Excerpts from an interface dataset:
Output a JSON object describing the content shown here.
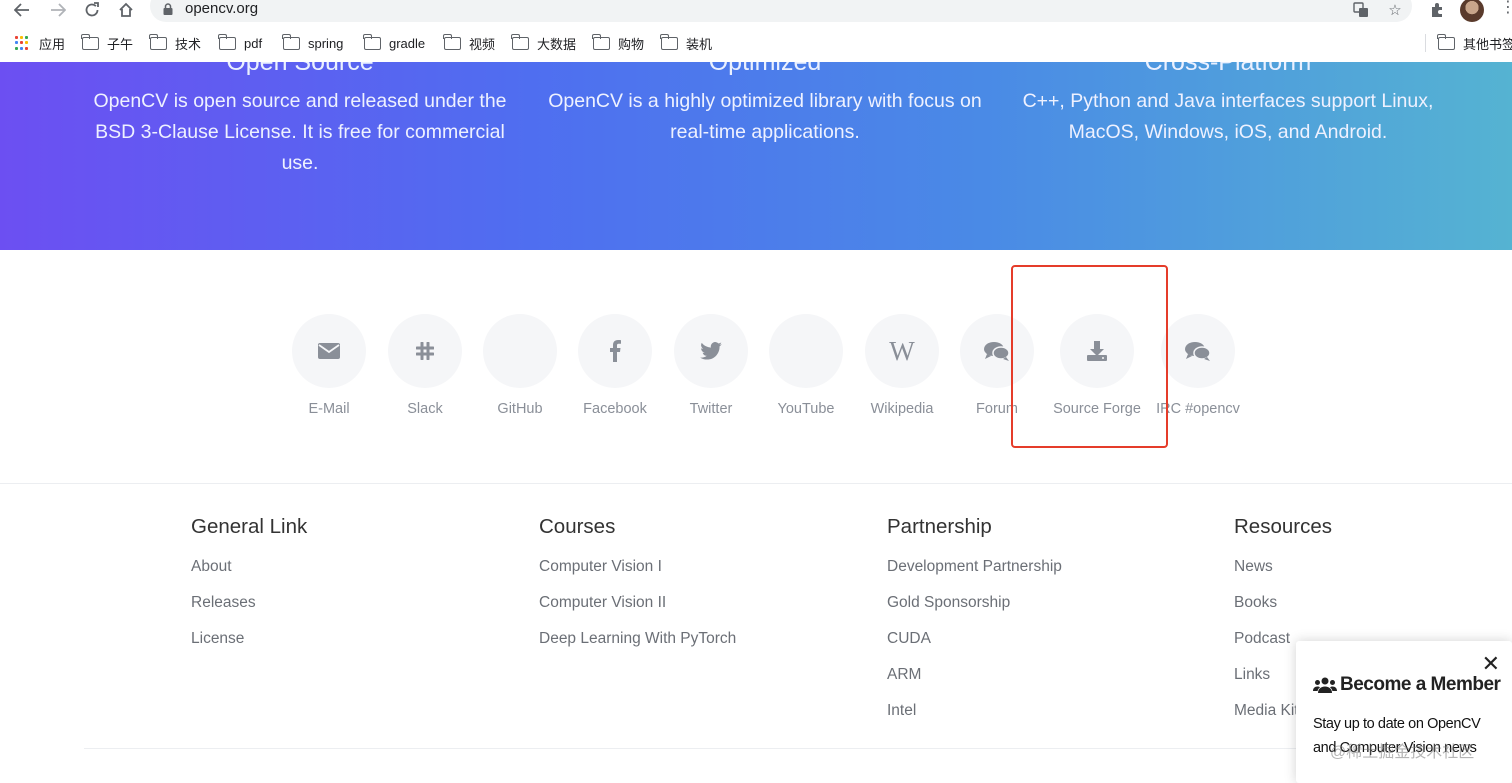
{
  "browser": {
    "url": "opencv.org",
    "bookmarks": [
      "应用",
      "子午",
      "技术",
      "pdf",
      "spring",
      "gradle",
      "视频",
      "大数据",
      "购物",
      "装机"
    ],
    "other_bookmarks": "其他书签"
  },
  "hero": {
    "features": [
      {
        "title": "Open Source",
        "text": "OpenCV is open source and released under the BSD 3-Clause License. It is free for commercial use."
      },
      {
        "title": "Optimized",
        "text": "OpenCV is a highly optimized library with focus on real-time applications."
      },
      {
        "title": "Cross-Platform",
        "text": "C++, Python and Java interfaces support Linux, MacOS, Windows, iOS, and Android."
      }
    ]
  },
  "social": [
    {
      "label": "E-Mail",
      "icon": "envelope-icon"
    },
    {
      "label": "Slack",
      "icon": "slack-icon"
    },
    {
      "label": "GitHub",
      "icon": "github-icon"
    },
    {
      "label": "Facebook",
      "icon": "facebook-icon"
    },
    {
      "label": "Twitter",
      "icon": "twitter-icon"
    },
    {
      "label": "YouTube",
      "icon": "youtube-icon"
    },
    {
      "label": "Wikipedia",
      "icon": "wikipedia-icon"
    },
    {
      "label": "Forum",
      "icon": "comments-icon"
    },
    {
      "label": "Source Forge",
      "icon": "download-icon"
    },
    {
      "label": "IRC #opencv",
      "icon": "comments-icon"
    }
  ],
  "footer": {
    "columns": [
      {
        "heading": "General Link",
        "links": [
          "About",
          "Releases",
          "License"
        ]
      },
      {
        "heading": "Courses",
        "links": [
          "Computer Vision I",
          "Computer Vision II",
          "Deep Learning With PyTorch"
        ]
      },
      {
        "heading": "Partnership",
        "links": [
          "Development Partnership",
          "Gold Sponsorship",
          "CUDA",
          "ARM",
          "Intel"
        ]
      },
      {
        "heading": "Resources",
        "links": [
          "News",
          "Books",
          "Podcast",
          "Links",
          "Media Kit"
        ]
      }
    ]
  },
  "popup": {
    "title": "Become a Member",
    "text": "Stay up to date on OpenCV and Computer Vision news",
    "close": "✕"
  },
  "watermark": "@稀土掘金技术社区",
  "colors": {
    "hero_start": "#6c4ff2",
    "hero_end": "#55b3d2",
    "highlight": "#e53c2a"
  }
}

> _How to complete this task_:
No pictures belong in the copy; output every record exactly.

> _Solution_:
Output a JSON object describing the content shown here.
{
  "browser": {
    "url": "opencv.org",
    "bookmarks": [
      "应用",
      "子午",
      "技术",
      "pdf",
      "spring",
      "gradle",
      "视频",
      "大数据",
      "购物",
      "装机"
    ],
    "other_bookmarks": "其他书签"
  },
  "hero": {
    "features": [
      {
        "title": "Open Source",
        "text": "OpenCV is open source and released under the BSD 3-Clause License. It is free for commercial use."
      },
      {
        "title": "Optimized",
        "text": "OpenCV is a highly optimized library with focus on real-time applications."
      },
      {
        "title": "Cross-Platform",
        "text": "C++, Python and Java interfaces support Linux, MacOS, Windows, iOS, and Android."
      }
    ]
  },
  "social": [
    {
      "label": "E-Mail",
      "icon": "envelope-icon"
    },
    {
      "label": "Slack",
      "icon": "slack-icon"
    },
    {
      "label": "GitHub",
      "icon": "github-icon"
    },
    {
      "label": "Facebook",
      "icon": "facebook-icon"
    },
    {
      "label": "Twitter",
      "icon": "twitter-icon"
    },
    {
      "label": "YouTube",
      "icon": "youtube-icon"
    },
    {
      "label": "Wikipedia",
      "icon": "wikipedia-icon"
    },
    {
      "label": "Forum",
      "icon": "comments-icon"
    },
    {
      "label": "Source Forge",
      "icon": "download-icon"
    },
    {
      "label": "IRC #opencv",
      "icon": "comments-icon"
    }
  ],
  "footer": {
    "columns": [
      {
        "heading": "General Link",
        "links": [
          "About",
          "Releases",
          "License"
        ]
      },
      {
        "heading": "Courses",
        "links": [
          "Computer Vision I",
          "Computer Vision II",
          "Deep Learning With PyTorch"
        ]
      },
      {
        "heading": "Partnership",
        "links": [
          "Development Partnership",
          "Gold Sponsorship",
          "CUDA",
          "ARM",
          "Intel"
        ]
      },
      {
        "heading": "Resources",
        "links": [
          "News",
          "Books",
          "Podcast",
          "Links",
          "Media Kit"
        ]
      }
    ]
  },
  "popup": {
    "title": "Become a Member",
    "text": "Stay up to date on OpenCV and Computer Vision news",
    "close": "✕"
  },
  "watermark": "@稀土掘金技术社区",
  "colors": {
    "hero_start": "#6c4ff2",
    "hero_end": "#55b3d2",
    "highlight": "#e53c2a"
  }
}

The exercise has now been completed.